Put a bandage or moleskin over it

If you want to keep running, you’ll probably want to cover the blister so that you have more protection and it doesn’t exacerbate the problem. If you’re able, create a doughnut-shaped covering from moleskin.

Mid-race, stop at a medical tent and they can apply a bandage

If you’re in the middle of a race, particularly a longer one like a half-marathon or a marathon, you probably want to stop at a medical tent. There, medical professionals can treat your blister, apply a bandage, and get you back into the race.

If the blister might burst, you can puncture it yourself

If you have a particularly painful blister or if it looks like it’s going to burst on its own, you’ll want to drain it and leave the skin intact to help prevent infection. Sterilize a needle, which you can do with rubbing alcohol, a flame, or boiling water.

Next, gently pierce the blister at points around its edges and carefully push the fluid out. Once it’s drained, put antiseptic cream on it and cover the area with moleskin to help prevent infection and provide cushioning.

You’ll want to keep an eye on your blister every day to make sure it hasn’t gotten infected. Some signs of infection are redness and pus, and if you see these, you should call a doctor, particularly if you have a pre-existing condition such as diabetes where you are more prone to infection.

Running sport shoes closeup outdoors in action on mountain road. Male shoes on young man training in beautiful landscape. Slight motion blur, focus in back running shoe.

How do you prevent blisters from occurring?

Ideally, though, you won’t ever have to deal with treating blisters, because there are ways to prevent them from occurring in the first place. In this section, we’ll cover a wide variety of tactics you can use to prevent blisters.

Don’t skimp on socks
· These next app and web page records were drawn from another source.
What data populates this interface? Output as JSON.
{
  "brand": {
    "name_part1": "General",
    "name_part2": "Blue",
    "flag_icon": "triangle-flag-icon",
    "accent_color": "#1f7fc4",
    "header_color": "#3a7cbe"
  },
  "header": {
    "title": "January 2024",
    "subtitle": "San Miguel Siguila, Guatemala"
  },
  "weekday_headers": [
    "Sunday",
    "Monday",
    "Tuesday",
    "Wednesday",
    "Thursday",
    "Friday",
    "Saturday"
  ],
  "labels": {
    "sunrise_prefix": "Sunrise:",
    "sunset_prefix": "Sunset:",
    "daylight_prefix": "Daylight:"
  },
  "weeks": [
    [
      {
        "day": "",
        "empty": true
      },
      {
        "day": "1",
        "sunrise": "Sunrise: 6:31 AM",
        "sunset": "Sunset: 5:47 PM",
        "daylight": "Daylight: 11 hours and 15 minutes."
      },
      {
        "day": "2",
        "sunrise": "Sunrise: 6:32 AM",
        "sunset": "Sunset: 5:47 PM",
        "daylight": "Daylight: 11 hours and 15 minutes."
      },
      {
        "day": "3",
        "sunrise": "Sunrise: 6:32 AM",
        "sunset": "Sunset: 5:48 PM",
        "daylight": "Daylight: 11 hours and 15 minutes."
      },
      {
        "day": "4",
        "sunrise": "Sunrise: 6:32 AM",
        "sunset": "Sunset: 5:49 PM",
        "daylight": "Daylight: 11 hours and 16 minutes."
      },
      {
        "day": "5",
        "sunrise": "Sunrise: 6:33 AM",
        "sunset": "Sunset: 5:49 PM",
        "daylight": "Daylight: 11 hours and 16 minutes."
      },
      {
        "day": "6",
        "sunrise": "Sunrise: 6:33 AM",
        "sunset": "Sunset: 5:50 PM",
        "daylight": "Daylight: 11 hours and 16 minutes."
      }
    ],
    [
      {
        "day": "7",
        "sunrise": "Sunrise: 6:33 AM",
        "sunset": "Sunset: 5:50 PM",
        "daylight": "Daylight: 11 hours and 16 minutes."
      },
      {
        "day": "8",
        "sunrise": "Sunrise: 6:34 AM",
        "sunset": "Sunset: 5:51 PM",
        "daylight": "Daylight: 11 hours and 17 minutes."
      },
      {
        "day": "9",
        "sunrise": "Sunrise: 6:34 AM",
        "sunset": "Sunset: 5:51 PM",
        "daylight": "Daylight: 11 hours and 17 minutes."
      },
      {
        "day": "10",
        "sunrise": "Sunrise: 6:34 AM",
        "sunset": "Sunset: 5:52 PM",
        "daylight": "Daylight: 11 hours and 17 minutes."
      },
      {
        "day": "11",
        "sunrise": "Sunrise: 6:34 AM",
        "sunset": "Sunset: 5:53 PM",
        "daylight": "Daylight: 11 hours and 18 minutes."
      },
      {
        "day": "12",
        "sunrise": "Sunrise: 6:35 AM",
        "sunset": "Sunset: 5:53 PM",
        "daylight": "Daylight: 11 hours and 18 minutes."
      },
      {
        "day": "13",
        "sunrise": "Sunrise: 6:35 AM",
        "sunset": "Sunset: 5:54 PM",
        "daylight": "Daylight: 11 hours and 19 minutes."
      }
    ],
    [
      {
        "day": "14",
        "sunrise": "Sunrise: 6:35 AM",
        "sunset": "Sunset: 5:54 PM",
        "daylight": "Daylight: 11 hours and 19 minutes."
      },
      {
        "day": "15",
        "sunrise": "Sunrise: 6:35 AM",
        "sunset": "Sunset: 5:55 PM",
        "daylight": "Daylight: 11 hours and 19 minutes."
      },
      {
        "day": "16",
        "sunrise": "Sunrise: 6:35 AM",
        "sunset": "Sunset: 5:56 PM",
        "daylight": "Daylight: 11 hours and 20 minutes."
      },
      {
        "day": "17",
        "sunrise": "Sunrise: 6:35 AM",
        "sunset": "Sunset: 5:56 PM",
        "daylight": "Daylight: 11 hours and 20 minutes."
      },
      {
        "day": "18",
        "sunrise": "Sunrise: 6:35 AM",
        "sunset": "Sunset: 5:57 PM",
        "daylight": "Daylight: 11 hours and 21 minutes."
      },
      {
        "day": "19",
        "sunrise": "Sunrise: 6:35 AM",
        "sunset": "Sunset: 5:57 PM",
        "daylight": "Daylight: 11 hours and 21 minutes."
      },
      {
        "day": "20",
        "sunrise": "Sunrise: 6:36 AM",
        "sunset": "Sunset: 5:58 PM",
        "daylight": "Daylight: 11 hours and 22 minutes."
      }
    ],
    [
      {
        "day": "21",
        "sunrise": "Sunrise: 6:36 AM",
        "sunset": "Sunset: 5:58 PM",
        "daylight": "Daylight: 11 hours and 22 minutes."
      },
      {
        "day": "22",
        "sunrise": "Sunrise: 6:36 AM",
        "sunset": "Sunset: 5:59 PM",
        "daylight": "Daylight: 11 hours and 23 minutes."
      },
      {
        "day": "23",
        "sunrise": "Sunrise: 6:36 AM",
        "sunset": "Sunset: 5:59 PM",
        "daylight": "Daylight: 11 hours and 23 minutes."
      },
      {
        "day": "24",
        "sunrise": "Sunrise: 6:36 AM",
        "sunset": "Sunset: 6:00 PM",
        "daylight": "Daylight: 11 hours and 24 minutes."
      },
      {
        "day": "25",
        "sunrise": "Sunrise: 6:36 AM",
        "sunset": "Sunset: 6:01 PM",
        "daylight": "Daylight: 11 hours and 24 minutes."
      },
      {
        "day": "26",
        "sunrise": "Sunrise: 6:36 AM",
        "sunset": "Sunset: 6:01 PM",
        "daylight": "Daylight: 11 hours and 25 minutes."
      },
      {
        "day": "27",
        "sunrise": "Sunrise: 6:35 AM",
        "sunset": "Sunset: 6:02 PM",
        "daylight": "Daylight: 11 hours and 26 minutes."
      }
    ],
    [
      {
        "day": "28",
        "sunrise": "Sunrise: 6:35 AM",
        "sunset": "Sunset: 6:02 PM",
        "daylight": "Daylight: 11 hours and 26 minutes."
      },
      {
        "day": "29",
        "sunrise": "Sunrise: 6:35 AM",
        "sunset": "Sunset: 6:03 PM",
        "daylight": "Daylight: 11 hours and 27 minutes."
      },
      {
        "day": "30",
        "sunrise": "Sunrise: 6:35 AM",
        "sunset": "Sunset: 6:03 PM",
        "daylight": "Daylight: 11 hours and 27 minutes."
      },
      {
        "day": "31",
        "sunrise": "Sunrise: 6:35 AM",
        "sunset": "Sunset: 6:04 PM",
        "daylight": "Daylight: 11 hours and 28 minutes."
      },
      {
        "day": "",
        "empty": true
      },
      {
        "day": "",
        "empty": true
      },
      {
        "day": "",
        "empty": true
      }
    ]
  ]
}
Just as good running shoes are important for runners, so are good running socks. High-quality, moisture-wicking socks that are contoured to your foot stay in place when you run. This means less rubbing, and less rubbing means fewer blisters.

Socks made of synthetic fibers, not cotton, and socks with no seams are the A-standard. Plus, if you get socks specifically made for running, they will be anatomically shaped.

Some people even choose to wear two pair of socks to deter blisters, thinking that any friction will occur between the two sock layers as opposed to the skin and the sock.

Wear the correct size shoe

This might be a bit paradoxical, but you want to wear at least a half of a size larger in a running shoe than your street shoe. You need to have a little room in your toebox.

Most people wear shoes that are a half a size too small, so if you find yourself getting blisters a lot, you might want to check the size of your running shoes. If it’s the size you’d normally wear for a street shoe, go at least a half a size up and see if that gets rid of the blisters.

Check out our article on choosing road running shoes

Use glide or petroleum (or non-petroleum) jelly

If you know the places where you are prone to get blisters, you can use a lubricant like BodyGlide or Vaseline on problem spots. But make sure that you don’t overdo it on your feet, as too much lubricant there will cause your feet to slide around in your shoes.

Use tape or padding for added protection

Another option if you know your “hot spots” is to use tape or padding for extra protection. Make sure if you do, though, that the moleskin or athletic tape is tight and smooth, but not too tight. Also, you don’t want any wrinkles, as that can cause rubbing and chafing.

Don’t shave calluses if you get a pedicure

This probably doesn’t apply to any men reading this article, but for all of us women, who doesn’t love a pedicure? You come out after a relaxing hour with your feet feeling so much smoother thanks to the removed calluses!

If you’re a runner, though, no calluses isn’t a good thing, because they serve as blister protection for your feet. Just tell the individual giving you the pedicure to nix the removal of calluses with a razor or emery board. You don’t want to be more at risk for blisters!

In the end, if you have any chafing going on when you’re running, there’s a good chance that you might develop some blisters. Hopefully this article gave you some good tips about how to prevent blisters as well as how to treat them. Good luck running blister-free!

The Wired Runner